Forecasting Francesco Totti’s final season in a Roma shirt was always bound to be a frustrating task. All parties involved, including Totti himself, readily admit that he’s no longer a 90 minute player week-in-week-out, but as last spring showed, Totti, when deployed as a second half sub, is perhaps the game’s most dangerous and influential weapon. In a sense he’s like a sixth man in the NBA, the guy who comes off the bench with one job and one job only, light shit up, or like an elite MLB closer, the guy who, when he toes the mound, signals the death knell for the opposition.

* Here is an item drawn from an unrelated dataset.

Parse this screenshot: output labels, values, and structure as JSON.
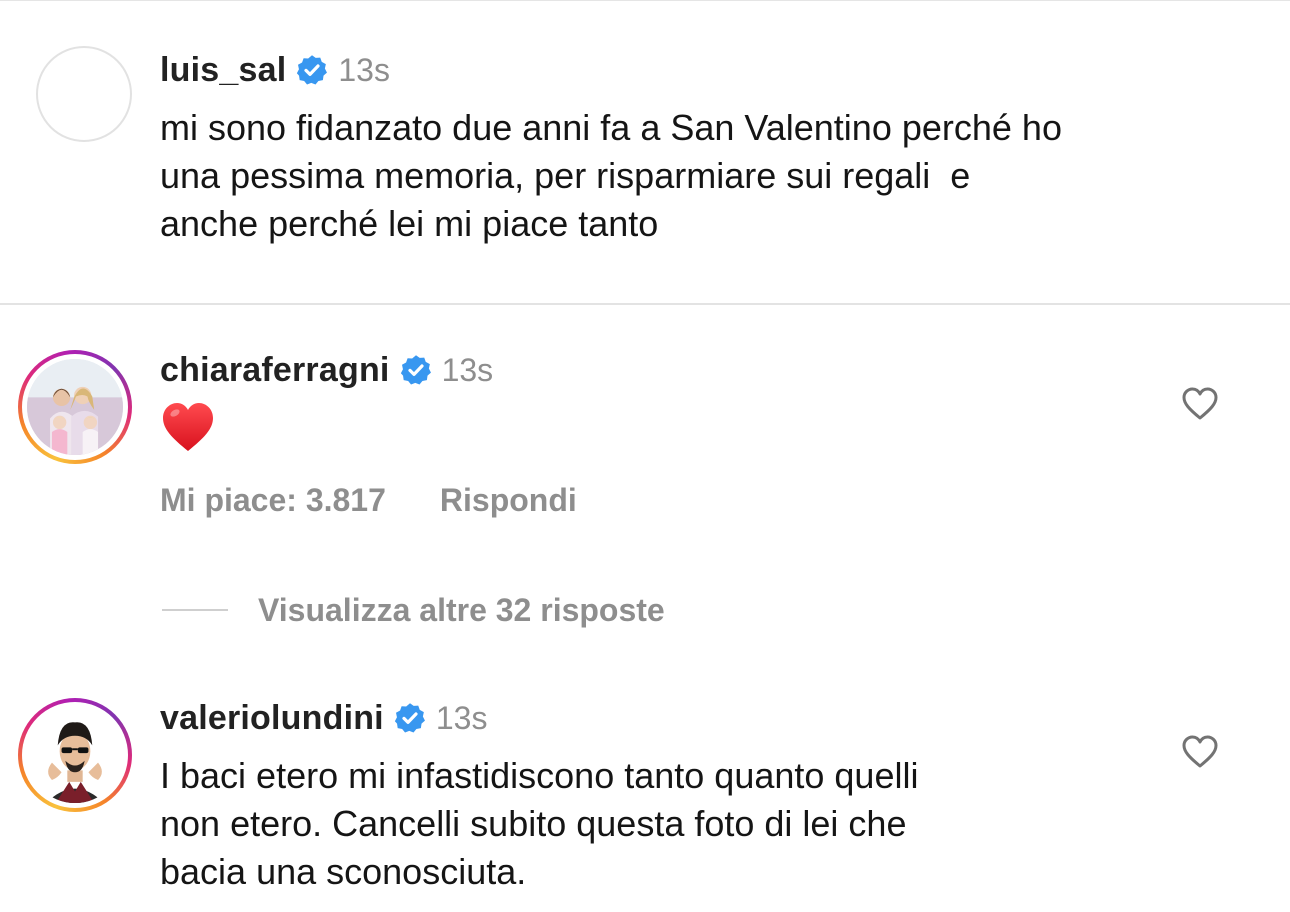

The only wrinkle to this grand plan was Luciano Spalletti’s substitution patterns. With a solid quartet of Edin Dzeko, Stephan El Shaarawy, Mohamed Salah and Diego Perotti at his disposal--and with a reliance on the 4-3-3--there wasn’t an immediate role for Totti. So, at least through the first month or so it seemed like we were destined for a repeat of last season’s In Case of Emergency, Break Glass for Totti approach.
That was until Totti went wire to wire against Crotone midweek, marking his first full 90 minute performance since May of 2015, and what a performance it was. Outside of yet another sublime assist, Totti ripped off four shots, chipped in three key passes and completed four successful crosses. It was in so many ways a vintage Totti performance; goals or not, his touch on the ball, his vision and the ability to make a play is what always set Totti apart.
While this 90 minutes of mastery has become a bit of an anomaly for late-age Totti, it was the latest in a string of sublime performances from Totti, who now has one goal and two assists in all of 147 minutes of action this season, to go along with his four goals in six matches down the stretch last season.
But back to this year for a minute. In those three matches and 147 minutes, Totti’s 1.22 assists per 90 minutes is second in the league, while his 4.26 assists per 90 minutes actually leads the league. And all this comes when he’s averaging only 37 passes per match (or some 50 per 90). Oh, and did we mention that he’ll be 40 in, like, four days?
And if we trace his goal scoring per 90 minutes back to when his last minute heroics began last spring, Totti is averaging an astounding 1.46 goals per 90 minutes over his past nine league appearances. Athletes aren’t supposed to be able to be this good for this long, and seldom are they willing to accept a smaller, albeit still critical role, with the grace Totti has, bar that one interview last winter.
Honestly, I’m not even certain what the point of this article is other than to bask in his continued amazement, but perhaps no one summed it up better than Totti’s most recently vanquished opponent, Crotone manager Davida Nicola:
Totti lives one minute ahead of everybody else," Nicola said in his postmatch news conference.
If only I could put my own players' clocks forward a minute ... his intuition is phenomenal. To be decisive still at 40 means he has an engine but also the ability to give people so many emotions, and a passion which goes beyond all barriers.
Totti’s continued influence on the game--which, as we just pointed out, remains at an elite level—and his ability to make an immediate impact on the match regardless of the game state has led some to speculate that his career may extend beyond this season.
I won’t go so far as to say that Totti could bag another 25 goals to catch Silvio Piola atop Serie A’s goal scoring ladder, but another 12 to 18 months as a supersub certainly seems plausible at this point, doesn’t it?
While age has worn down his agility and athleticism, it has done very little to blunt his intuition and his intellect, both of which could and would remain useful to Roma beyond June 30, 2017.